▸ **Your goal**
The expected output is the data below, restated word for word.

(Website and app data records)
---

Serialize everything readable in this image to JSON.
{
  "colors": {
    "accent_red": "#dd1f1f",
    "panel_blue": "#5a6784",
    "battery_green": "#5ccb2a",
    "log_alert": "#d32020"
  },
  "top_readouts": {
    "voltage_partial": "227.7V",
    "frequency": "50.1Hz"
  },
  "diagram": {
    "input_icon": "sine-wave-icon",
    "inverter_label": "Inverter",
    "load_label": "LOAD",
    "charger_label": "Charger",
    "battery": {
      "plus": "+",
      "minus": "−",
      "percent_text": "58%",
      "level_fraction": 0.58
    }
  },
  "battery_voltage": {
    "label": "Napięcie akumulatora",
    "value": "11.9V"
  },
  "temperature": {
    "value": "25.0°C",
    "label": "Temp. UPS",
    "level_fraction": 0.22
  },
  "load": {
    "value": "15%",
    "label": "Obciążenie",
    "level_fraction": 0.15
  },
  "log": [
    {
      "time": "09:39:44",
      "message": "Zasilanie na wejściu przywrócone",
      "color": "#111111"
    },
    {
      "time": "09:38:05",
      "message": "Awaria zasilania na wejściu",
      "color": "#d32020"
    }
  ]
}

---

▸ **Output**
Serialize everything readable in this image to JSON.
{
  "colors": {
    "accent_red": "#dd1f1f",
    "panel_blue": "#5a6784",
    "battery_green": "#5ccb2a",
    "log_alert": "#d32020"
  },
  "top_readouts": {
    "voltage_partial": "227.7V",
    "frequency": "50.1Hz"
  },
  "diagram": {
    "input_icon": "sine-wave-icon",
    "inverter_label": "Inverter",
    "load_label": "LOAD",
    "charger_label": "Charger",
    "battery": {
      "plus": "+",
      "minus": "−",
      "percent_text": "58%",
      "level_fraction": 0.58
    }
  },
  "battery_voltage": {
    "label": "Napięcie akumulatora",
    "value": "11.9V"
  },
  "temperature": {
    "value": "25.0°C",
    "label": "Temp. UPS",
    "level_fraction": 0.22
  },
  "load": {
    "value": "15%",
    "label": "Obciążenie",
    "level_fraction": 0.15
  },
  "log": [
    {
      "time": "09:39:44",
      "message": "Zasilanie na wejściu przywrócone",
      "color": "#111111"
    },
    {
      "time": "09:38:05",
      "message": "Awaria zasilania na wejściu",
      "color": "#d32020"
    }
  ]
}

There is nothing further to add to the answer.